The Election and Other Related Laws (Amendment) Act, 2003 (46 of 2003) was enacted in 11 September 2003. By this amendment, new Section 29B and 29C were inserted in the Principal Act providing for contribution by any person or company other than a Government company to political parties, subject to the condition that any contribution in excess of Rs.20,000 shall be reported to the Election Commission for any claim for Tax relief under the Income Tax Act, 1961. The Act also inserted Part A (Section 78A and 78B) regarding supply of copies of electoral rolls and certain other items to candidates of recognised political parties. This Act also amended Section 77(1) regarding maintenance of election expenses by candidates whereby expenditure incurred by specified number of 'leaders' of a political party on account of travel by air or by any other means of transport for propagating programme of the political party alone shall be exempted from being included in the account of election expenses incurred by the candidate in connection with the election.
The Parliament on 1 January 2004 enacted the Delimitation (Amendment) Act, 2003 whereby Section 4 of the Principal Act was amended to provide that the Delimitation will be held on the basis of the 2001 Census figures.

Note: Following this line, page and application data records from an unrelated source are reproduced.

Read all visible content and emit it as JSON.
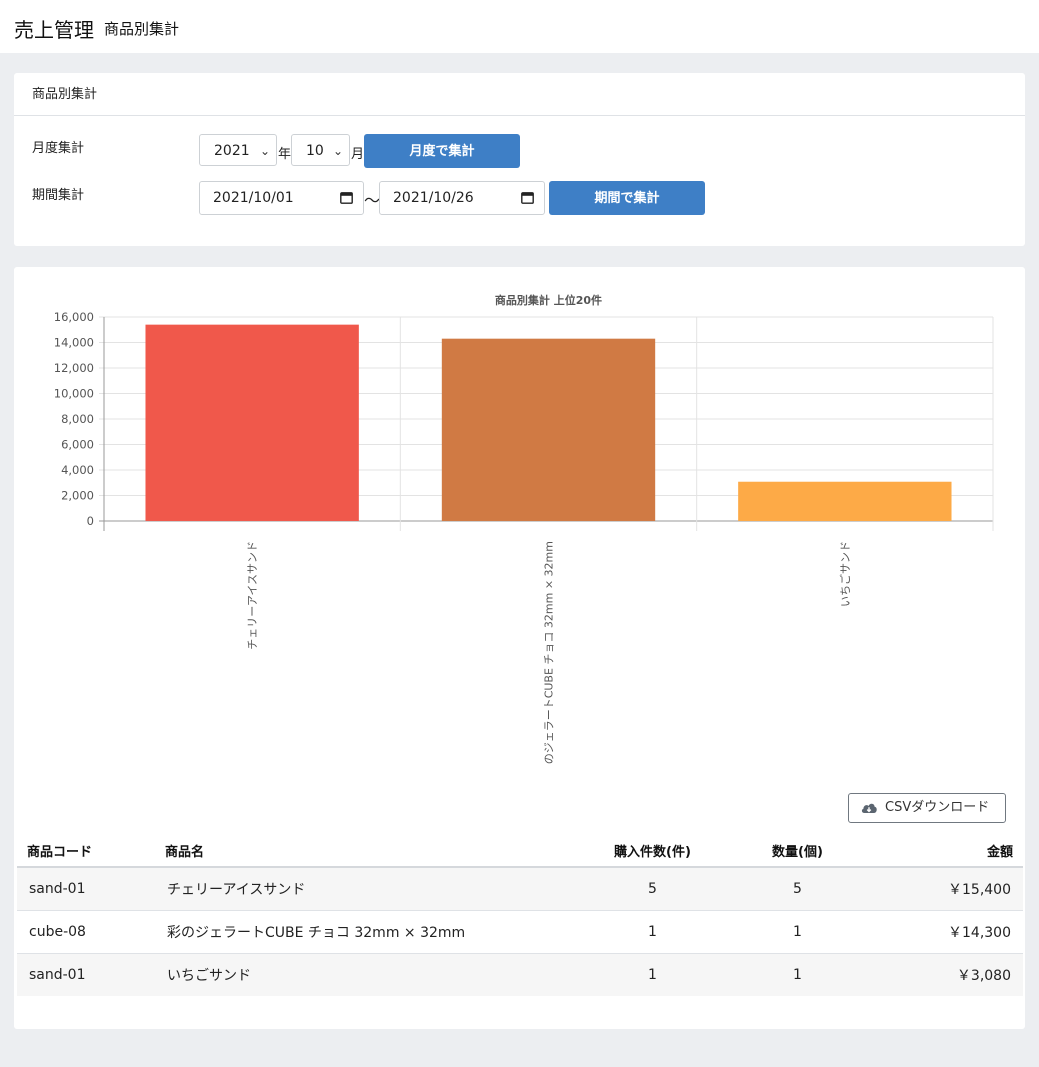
{
  "header": {
    "app_title": "売上管理",
    "page_subtitle": "商品別集計"
  },
  "filter_card": {
    "title": "商品別集計",
    "monthly": {
      "label": "月度集計",
      "year_value": "2021",
      "year_unit": "年",
      "month_value": "10",
      "month_unit": "月",
      "button": "月度で集計"
    },
    "period": {
      "label": "期間集計",
      "start_date": "2021/10/01",
      "separator": "〜",
      "end_date": "2021/10/26",
      "button": "期間で集計"
    }
  },
  "chart_data": {
    "type": "bar",
    "title": "商品別集計 上位20件",
    "categories": [
      "チェリーアイスサンド",
      "彩のジェラートCUBE チョコ 32mm × 32mm",
      "いちごサンド"
    ],
    "category_labels_shown": [
      "チェリーアイスサンド",
      "のジェラートCUBE チョコ 32mm × 32mm",
      "いちごサンド"
    ],
    "values": [
      15400,
      14300,
      3080
    ],
    "colors": [
      "#f0584b",
      "#d07a44",
      "#fdaa47"
    ],
    "ylim": [
      0,
      16000
    ],
    "yticks": [
      0,
      2000,
      4000,
      6000,
      8000,
      10000,
      12000,
      14000,
      16000
    ],
    "ytick_labels": [
      "0",
      "2,000",
      "4,000",
      "6,000",
      "8,000",
      "10,000",
      "12,000",
      "14,000",
      "16,000"
    ],
    "grid": true
  },
  "csv_button": {
    "label": "CSVダウンロード",
    "icon": "cloud-download-icon"
  },
  "table": {
    "headers": [
      "商品コード",
      "商品名",
      "購入件数(件)",
      "数量(個)",
      "金額"
    ],
    "rows": [
      [
        "sand-01",
        "チェリーアイスサンド",
        "5",
        "5",
        "￥15,400"
      ],
      [
        "cube-08",
        "彩のジェラートCUBE チョコ 32mm × 32mm",
        "1",
        "1",
        "￥14,300"
      ],
      [
        "sand-01",
        "いちごサンド",
        "1",
        "1",
        "￥3,080"
      ]
    ]
  }
}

The Parliament on 28 August 2003 enacted the Representation of the People (Amendment) Act, 2003 whereby open ballot system was introduced at elections to the Council of States. In this system an elector who belongs to a political party is required to show the ballot paper after marking his vote to an authorised agent of that political party. The requirement that a candidate contesting an election to the Council of States from a particular State should be an elector in that particular State was also dispensed with.
In C.W.P. No. 4912 of 1998 (Kushra Bharat Vs. Union of India and Others), the Delhi High Court directed that information relating to government dues owed by candidates to the departments dealing with Government accommodation, electricity, water, telephone and transport (including aircrafts and helicopters) and any other dues should be furnished by the candidates and this information should be published by the election authorities under the Commission in at least two newspapers having local circulation, for information of electors. Accordingly, the Commission modified items 3(a)(iii) of the format of the affidavit prescribed vide its order dated 27 March 2003 relating to right to information of electors regarding the background of candidates and also issued necessary directions to the District Election Officers regarding publication of the information furnished by the candidates in the newspapers as directed by the Delhi High Court.